This great deliverance from danger filled the hearts of the Lord’s people with joy, and so terrified their enemies that the peace was not again broken as long as Jehoshaphat reigned.

Meanwhile, Ahaziah, the successor of Ahab on the throne of Israel, ruled only two years; but during that short time he imitated all the evil ways of both his parents, and worshiped idols. When he became ill, therefore, his first thought was to send messengers to one of the shrines of Baal. But Elijah met the men on their way thither, and told them that Ahaziah would soon die in punishment for his sins.

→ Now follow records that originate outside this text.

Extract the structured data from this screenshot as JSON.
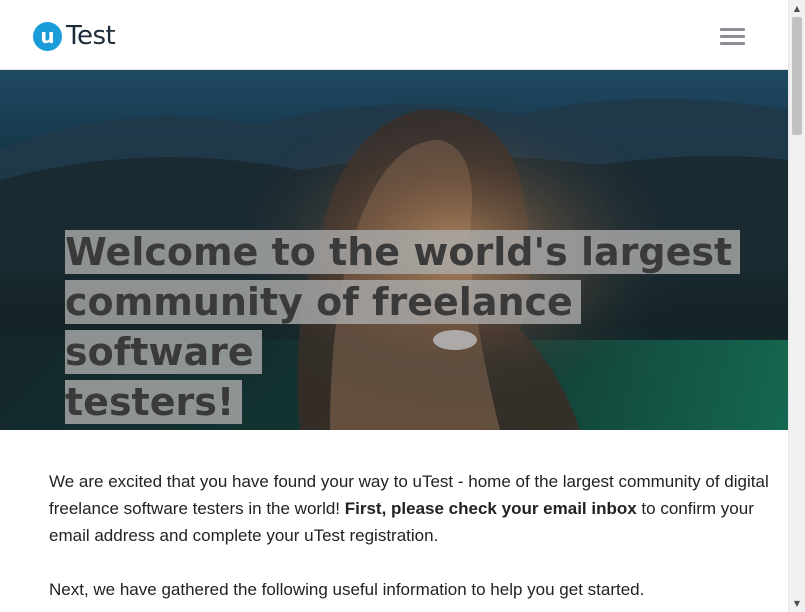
{
  "header": {
    "logo_mark": "u",
    "logo_text": "Test",
    "menu_icon": "hamburger-icon"
  },
  "hero": {
    "title_line1": "Welcome to the world's largest",
    "title_line2": "community of freelance software",
    "title_line3": "testers!"
  },
  "content": {
    "intro_text": "We are excited that you have found your way to uTest - home of the largest community of digital freelance software testers in the world! ",
    "intro_bold": "First, please check your email inbox",
    "intro_end": " to confirm your email address and complete your uTest registration.",
    "next_text": "Next, we have gathered the following useful information to help you get started."
  },
  "scrollbar": {
    "up_arrow": "▲",
    "down_arrow": "▼"
  },
  "colors": {
    "brand": "#1a9cd8",
    "text": "#222222",
    "title_highlight": "#aaaaaa"
  }
}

When Ahaziah heard that Elijah had dared to speak so, he sent out fifty of his men with orders to seize and kill the prophet. This little troop surrounded Elijah, who was sitting on a hill, and then the captain of the men went up to him, crying: "Thou man of God, the king hath said, 'Come down.' "

In spite of this summons Elijah sat still and answered: "If I be a man of God, then let fire come down from heaven, and consume thee and thy fifty." No sooner had he spoken these words than captain and soldiers perished; and the same fate overtook a second band of soldiers who were told to take him.

When a third troop was sent out by Ahaziah, the frightened captain fell down upon his face before Elijah, begging the prophet to spare him and his men. In obedience to God’s command, Elijah then went with the soldiers into the king’s presence, where he boldly repeated the words which he had already spoken. This prophecy came true; for Ahaziah, the king, soon died.